  3. ^ a b "American FactFinder". United States Census Bureau. Retrieved 19 December 2012. 
  4. ^ a b "Population Estimates". United States Census Bureau. Archived from the original on 19 October 2016. Retrieved 15 June 2016. 
  5. ^ "Shoreline". Geographic Names Information System. United States Geological Survey. 
  6. ^ "Shoreline offers to annex planned Point Wells development". The Seattle Times. 30 August 2011. 
  7. ^ Point Wells News (summary to July 2018)
  8. ^ "City of Shoreline Police Service Report 2012" (PDF). Chief Shawn Ledford, City of Shoreline Police Department. Retrieved 27 February 2013. 
  9. ^ "Police Department". Archived from the original on 7 February 2013. Retrieved 27 February 2013. 
  10. ^ "US Gazetteer files: 2010, 2000, 1990". United States Census Bureau. 12 February 2011. Retrieved 23 April 2011. 
  11. ^ "Richmond Beach". Geographic Names Information System. United States Geological Survey. Retrieved 9 January 2013. 
  12. ^ "Map of Richmond Beach". Richmond Beach Community Association. Retrieved 9 January 2013. 
  13. ^ "Population and Housing Unit Estimates". Retrieved 9 June 2017. 
  14. ^ United States Census Bureau. "Census of Population and Housing". Archived from the original on 12 May 2015. Retrieved 24 July 2013. 
  15. ^ [http://www.kingcounty.gov/depts/elections/elections/past-elections.aspx King County Elections
  16. ^ "Neighborhood Association Contacts". City of Shoreline. Archived from the original on 16 August 2014. Retrieved 30 March 2013. 
  17. ^ "Neighborhoods Map" (PDF). City of Shoreline. Retrieved 30 March 2013. 
  18. ^ a b c King County and Local Landmarks List[permanent dead link], King County (undated, last modified 26 February 2003). Accessed online 8 May 2009.
  19. ^ Brice, Pamela (25 February 2008). "Shoreline delegation heads to South Korea". Shoreline / Lake Forest Park Enterprise. Retrieved 14 January 2018. 

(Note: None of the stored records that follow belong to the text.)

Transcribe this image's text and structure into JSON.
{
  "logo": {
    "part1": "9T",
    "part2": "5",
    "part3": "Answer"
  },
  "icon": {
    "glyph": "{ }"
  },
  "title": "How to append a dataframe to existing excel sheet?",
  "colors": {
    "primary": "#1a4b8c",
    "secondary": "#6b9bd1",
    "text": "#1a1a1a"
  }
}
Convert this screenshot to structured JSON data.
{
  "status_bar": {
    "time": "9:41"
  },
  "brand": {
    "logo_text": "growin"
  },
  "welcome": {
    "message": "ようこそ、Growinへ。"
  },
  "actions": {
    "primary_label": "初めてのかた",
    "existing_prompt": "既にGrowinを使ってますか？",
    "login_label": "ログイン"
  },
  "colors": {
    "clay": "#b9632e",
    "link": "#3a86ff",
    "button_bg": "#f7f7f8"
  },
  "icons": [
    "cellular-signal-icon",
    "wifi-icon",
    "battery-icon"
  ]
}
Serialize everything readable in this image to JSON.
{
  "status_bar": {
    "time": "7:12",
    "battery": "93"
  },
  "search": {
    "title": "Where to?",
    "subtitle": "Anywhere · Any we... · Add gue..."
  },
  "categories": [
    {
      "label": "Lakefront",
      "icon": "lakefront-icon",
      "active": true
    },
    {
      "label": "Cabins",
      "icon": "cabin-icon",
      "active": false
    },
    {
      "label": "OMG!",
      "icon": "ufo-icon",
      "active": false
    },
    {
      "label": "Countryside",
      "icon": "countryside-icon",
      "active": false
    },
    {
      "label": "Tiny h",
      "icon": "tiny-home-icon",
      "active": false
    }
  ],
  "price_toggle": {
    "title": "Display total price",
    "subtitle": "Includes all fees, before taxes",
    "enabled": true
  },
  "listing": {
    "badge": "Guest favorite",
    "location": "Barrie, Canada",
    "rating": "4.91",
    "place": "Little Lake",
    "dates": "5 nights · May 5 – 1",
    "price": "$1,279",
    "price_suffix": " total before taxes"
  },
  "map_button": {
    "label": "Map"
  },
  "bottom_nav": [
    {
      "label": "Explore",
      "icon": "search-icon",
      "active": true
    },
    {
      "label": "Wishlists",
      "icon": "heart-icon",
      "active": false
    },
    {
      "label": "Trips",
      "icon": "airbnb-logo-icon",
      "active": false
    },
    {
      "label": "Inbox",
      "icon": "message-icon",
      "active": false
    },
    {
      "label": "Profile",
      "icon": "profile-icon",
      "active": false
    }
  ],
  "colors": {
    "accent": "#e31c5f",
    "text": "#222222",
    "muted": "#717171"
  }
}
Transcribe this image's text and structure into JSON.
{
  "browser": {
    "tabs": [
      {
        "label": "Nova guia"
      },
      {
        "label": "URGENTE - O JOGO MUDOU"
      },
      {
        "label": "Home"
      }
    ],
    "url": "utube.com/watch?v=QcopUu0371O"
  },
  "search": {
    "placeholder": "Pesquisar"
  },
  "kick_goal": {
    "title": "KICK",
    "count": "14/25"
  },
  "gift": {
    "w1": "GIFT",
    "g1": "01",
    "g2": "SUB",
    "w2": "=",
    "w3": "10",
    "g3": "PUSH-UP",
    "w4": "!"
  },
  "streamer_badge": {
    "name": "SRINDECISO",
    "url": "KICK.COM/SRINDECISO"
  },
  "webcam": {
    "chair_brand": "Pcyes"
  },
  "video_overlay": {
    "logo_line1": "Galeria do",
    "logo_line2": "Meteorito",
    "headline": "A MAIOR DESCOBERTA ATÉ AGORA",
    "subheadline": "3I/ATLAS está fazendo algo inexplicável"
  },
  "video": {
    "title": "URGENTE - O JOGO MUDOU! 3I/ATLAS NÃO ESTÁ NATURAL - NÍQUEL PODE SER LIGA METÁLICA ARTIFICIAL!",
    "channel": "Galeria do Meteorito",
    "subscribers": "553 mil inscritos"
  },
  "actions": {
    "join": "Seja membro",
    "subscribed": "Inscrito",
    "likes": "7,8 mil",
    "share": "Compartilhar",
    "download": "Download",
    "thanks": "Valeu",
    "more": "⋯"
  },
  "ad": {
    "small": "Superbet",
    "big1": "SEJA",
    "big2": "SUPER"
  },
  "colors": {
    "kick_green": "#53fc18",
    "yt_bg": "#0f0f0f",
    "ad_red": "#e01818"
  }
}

  20. ^ Daybert, Amy (4 March 2008). "Shoreline's sister pays a visit". The Enterprise. Retrieved 14 January 2018. 

External links[edit]